Basal cell carcinoma of the vulva Academic Article uri icon


  • Background and Objectives Vulvar basal cell carcinoma (BCC) accounts for 7% of all vulvar cancers at two hospitals in the south of Israel. The purpose of this study was to investigate the clinical findings, treatment and outcome of patients with vulvar BCC treated at these institutions. Methods Data from the files of eight patients with vulvar BCC who were managed at two regional hospitals in the south of Israel (Soroka Medical Center, Beer-Sheva and Kaplan Hospital, Rehovot) between January 1961 and December 1997 were evaluated.
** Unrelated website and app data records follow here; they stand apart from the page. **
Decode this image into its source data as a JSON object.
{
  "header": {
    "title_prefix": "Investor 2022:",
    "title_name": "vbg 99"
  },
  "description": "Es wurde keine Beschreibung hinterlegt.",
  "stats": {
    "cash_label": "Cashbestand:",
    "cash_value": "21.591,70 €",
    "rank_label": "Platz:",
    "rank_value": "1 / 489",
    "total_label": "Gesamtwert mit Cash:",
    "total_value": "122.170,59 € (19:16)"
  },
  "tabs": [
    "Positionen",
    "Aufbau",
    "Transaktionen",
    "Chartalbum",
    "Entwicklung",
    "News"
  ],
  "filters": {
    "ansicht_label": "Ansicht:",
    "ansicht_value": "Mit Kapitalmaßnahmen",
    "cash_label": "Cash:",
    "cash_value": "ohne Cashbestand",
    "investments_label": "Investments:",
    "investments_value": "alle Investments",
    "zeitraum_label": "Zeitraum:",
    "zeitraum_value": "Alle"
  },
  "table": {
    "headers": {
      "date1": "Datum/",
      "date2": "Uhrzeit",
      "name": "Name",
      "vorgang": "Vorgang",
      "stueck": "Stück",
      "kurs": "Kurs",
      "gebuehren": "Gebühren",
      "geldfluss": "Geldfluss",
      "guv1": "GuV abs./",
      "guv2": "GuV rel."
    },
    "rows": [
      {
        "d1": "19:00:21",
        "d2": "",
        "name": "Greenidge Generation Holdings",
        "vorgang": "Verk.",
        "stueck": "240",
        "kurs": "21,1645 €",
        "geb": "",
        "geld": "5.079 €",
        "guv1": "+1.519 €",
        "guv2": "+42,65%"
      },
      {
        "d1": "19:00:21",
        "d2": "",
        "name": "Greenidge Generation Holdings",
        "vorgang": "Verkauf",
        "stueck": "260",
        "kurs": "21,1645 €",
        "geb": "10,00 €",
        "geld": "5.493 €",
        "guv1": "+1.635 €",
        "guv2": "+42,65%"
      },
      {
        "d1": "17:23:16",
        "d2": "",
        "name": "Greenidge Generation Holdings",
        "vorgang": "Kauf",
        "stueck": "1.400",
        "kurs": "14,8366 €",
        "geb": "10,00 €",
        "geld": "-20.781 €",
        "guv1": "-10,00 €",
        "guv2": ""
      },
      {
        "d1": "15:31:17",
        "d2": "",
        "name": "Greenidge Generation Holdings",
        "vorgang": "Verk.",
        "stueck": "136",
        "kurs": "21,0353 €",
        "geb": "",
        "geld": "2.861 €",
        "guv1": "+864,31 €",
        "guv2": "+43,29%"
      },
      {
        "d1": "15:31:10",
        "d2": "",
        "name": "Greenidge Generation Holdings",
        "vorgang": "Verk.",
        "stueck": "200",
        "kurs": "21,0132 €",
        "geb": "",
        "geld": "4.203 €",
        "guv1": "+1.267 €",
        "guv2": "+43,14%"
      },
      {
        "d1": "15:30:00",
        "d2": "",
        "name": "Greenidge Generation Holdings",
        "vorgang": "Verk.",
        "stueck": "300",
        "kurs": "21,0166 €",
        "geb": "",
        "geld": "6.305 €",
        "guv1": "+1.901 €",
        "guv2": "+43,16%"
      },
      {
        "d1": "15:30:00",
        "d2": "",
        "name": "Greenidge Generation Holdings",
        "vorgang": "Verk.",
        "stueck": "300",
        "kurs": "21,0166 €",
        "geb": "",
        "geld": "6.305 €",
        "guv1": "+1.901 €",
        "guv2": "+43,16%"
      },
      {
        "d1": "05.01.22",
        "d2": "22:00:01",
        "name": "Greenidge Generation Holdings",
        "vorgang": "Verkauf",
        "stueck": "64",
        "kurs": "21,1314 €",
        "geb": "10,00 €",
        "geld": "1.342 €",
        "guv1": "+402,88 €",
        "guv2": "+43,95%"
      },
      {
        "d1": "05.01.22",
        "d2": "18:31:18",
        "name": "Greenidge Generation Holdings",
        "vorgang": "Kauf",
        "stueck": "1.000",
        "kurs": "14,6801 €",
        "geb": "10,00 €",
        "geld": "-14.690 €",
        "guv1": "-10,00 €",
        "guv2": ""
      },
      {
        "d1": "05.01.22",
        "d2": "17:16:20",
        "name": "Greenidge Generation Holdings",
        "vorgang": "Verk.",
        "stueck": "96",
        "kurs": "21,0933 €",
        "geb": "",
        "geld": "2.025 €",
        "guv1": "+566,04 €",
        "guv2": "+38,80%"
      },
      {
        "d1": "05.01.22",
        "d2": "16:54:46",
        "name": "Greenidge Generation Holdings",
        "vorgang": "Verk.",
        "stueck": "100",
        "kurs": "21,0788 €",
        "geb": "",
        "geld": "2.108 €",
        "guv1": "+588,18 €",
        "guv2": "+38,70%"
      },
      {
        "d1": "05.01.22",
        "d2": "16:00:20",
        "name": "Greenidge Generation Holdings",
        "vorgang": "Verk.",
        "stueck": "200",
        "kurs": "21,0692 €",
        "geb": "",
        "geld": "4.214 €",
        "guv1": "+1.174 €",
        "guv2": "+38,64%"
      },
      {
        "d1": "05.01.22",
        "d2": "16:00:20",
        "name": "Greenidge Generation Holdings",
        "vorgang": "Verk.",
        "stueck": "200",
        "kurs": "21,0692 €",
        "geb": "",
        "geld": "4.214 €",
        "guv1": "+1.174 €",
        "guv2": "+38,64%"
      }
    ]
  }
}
Results Mean age at diagnosis was 70.5 years. A history of other primary cancers was encountered in two patients. Prevailing presenting symptoms were vulvar lump, ulcer, itching, and bleeding. The tumor was most often located on the labium major and its mean size was 2.25 cm. Six patients had wide local excision, one had excisional biopsy, and one had hemivulvectomy. Two patients developed local recurrence and were treated by wide local reexcision and hemivulvectomy, respectively. At follow-up, no patient developed regional and/or distant metastases, or died of BCC. Conclusions Vulvar BCC is characterized by an indolent behavior with a very low propensity for metastatic spread. The treatment of choice is wide local excision. Because of a substantial risk of local recurrence and high frequency of other primary cancers, close long-term follow-up is essential. J. Surg. Oncol. 1999;70:172–176.

publication date

  • January 1, 1999